§ What needs to be done
Write the records out again, precisely as they stand.

[Start of section]

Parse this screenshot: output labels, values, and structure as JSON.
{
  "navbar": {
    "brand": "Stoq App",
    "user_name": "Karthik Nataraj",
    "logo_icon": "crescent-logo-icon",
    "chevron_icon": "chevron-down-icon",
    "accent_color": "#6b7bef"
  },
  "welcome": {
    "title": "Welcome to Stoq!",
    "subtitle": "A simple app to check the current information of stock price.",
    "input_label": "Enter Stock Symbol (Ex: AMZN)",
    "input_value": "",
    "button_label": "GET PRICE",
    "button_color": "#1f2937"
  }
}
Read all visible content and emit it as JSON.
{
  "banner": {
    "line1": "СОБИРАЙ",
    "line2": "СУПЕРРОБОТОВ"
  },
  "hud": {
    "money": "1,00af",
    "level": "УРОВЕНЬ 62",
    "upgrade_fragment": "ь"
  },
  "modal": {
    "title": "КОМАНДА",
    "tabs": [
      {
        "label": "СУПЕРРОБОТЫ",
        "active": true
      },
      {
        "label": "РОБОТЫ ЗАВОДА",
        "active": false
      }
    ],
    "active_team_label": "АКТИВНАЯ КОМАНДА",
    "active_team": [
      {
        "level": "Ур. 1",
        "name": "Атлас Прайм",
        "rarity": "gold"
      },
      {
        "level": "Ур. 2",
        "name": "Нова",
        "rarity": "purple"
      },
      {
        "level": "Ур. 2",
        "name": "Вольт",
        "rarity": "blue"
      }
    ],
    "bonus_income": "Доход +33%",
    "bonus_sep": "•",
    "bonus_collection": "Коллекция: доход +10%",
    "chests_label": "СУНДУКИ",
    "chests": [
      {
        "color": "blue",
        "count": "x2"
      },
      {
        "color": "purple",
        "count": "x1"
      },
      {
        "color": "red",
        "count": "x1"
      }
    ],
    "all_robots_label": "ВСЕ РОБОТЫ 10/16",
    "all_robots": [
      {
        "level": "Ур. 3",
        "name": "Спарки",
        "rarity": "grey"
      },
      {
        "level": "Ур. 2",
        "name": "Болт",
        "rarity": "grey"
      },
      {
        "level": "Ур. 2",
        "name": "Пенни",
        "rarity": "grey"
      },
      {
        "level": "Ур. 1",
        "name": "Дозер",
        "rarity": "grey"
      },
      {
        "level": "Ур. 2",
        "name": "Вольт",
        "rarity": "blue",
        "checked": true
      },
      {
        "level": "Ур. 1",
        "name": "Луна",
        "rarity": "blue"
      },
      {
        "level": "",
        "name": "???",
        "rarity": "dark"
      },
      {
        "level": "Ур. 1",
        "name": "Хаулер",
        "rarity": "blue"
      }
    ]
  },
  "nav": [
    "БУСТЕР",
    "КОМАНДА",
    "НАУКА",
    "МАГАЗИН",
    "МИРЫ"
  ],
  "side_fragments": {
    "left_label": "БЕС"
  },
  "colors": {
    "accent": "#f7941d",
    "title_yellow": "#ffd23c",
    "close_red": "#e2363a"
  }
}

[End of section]

§ Expected answer
Parse this screenshot: output labels, values, and structure as JSON.
{
  "navbar": {
    "brand": "Stoq App",
    "user_name": "Karthik Nataraj",
    "logo_icon": "crescent-logo-icon",
    "chevron_icon": "chevron-down-icon",
    "accent_color": "#6b7bef"
  },
  "welcome": {
    "title": "Welcome to Stoq!",
    "subtitle": "A simple app to check the current information of stock price.",
    "input_label": "Enter Stock Symbol (Ex: AMZN)",
    "input_value": "",
    "button_label": "GET PRICE",
    "button_color": "#1f2937"
  }
}
Read all visible content and emit it as JSON.
{
  "banner": {
    "line1": "СОБИРАЙ",
    "line2": "СУПЕРРОБОТОВ"
  },
  "hud": {
    "money": "1,00af",
    "level": "УРОВЕНЬ 62",
    "upgrade_fragment": "ь"
  },
  "modal": {
    "title": "КОМАНДА",
    "tabs": [
      {
        "label": "СУПЕРРОБОТЫ",
        "active": true
      },
      {
        "label": "РОБОТЫ ЗАВОДА",
        "active": false
      }
    ],
    "active_team_label": "АКТИВНАЯ КОМАНДА",
    "active_team": [
      {
        "level": "Ур. 1",
        "name": "Атлас Прайм",
        "rarity": "gold"
      },
      {
        "level": "Ур. 2",
        "name": "Нова",
        "rarity": "purple"
      },
      {
        "level": "Ур. 2",
        "name": "Вольт",
        "rarity": "blue"
      }
    ],
    "bonus_income": "Доход +33%",
    "bonus_sep": "•",
    "bonus_collection": "Коллекция: доход +10%",
    "chests_label": "СУНДУКИ",
    "chests": [
      {
        "color": "blue",
        "count": "x2"
      },
      {
        "color": "purple",
        "count": "x1"
      },
      {
        "color": "red",
        "count": "x1"
      }
    ],
    "all_robots_label": "ВСЕ РОБОТЫ 10/16",
    "all_robots": [
      {
        "level": "Ур. 3",
        "name": "Спарки",
        "rarity": "grey"
      },
      {
        "level": "Ур. 2",
        "name": "Болт",
        "rarity": "grey"
      },
      {
        "level": "Ур. 2",
        "name": "Пенни",
        "rarity": "grey"
      },
      {
        "level": "Ур. 1",
        "name": "Дозер",
        "rarity": "grey"
      },
      {
        "level": "Ур. 2",
        "name": "Вольт",
        "rarity": "blue",
        "checked": true
      },
      {
        "level": "Ур. 1",
        "name": "Луна",
        "rarity": "blue"
      },
      {
        "level": "",
        "name": "???",
        "rarity": "dark"
      },
      {
        "level": "Ур. 1",
        "name": "Хаулер",
        "rarity": "blue"
      }
    ]
  },
  "nav": [
    "БУСТЕР",
    "КОМАНДА",
    "НАУКА",
    "МАГАЗИН",
    "МИРЫ"
  ],
  "side_fragments": {
    "left_label": "БЕС"
  },
  "colors": {
    "accent": "#f7941d",
    "title_yellow": "#ffd23c",
    "close_red": "#e2363a"
  }
}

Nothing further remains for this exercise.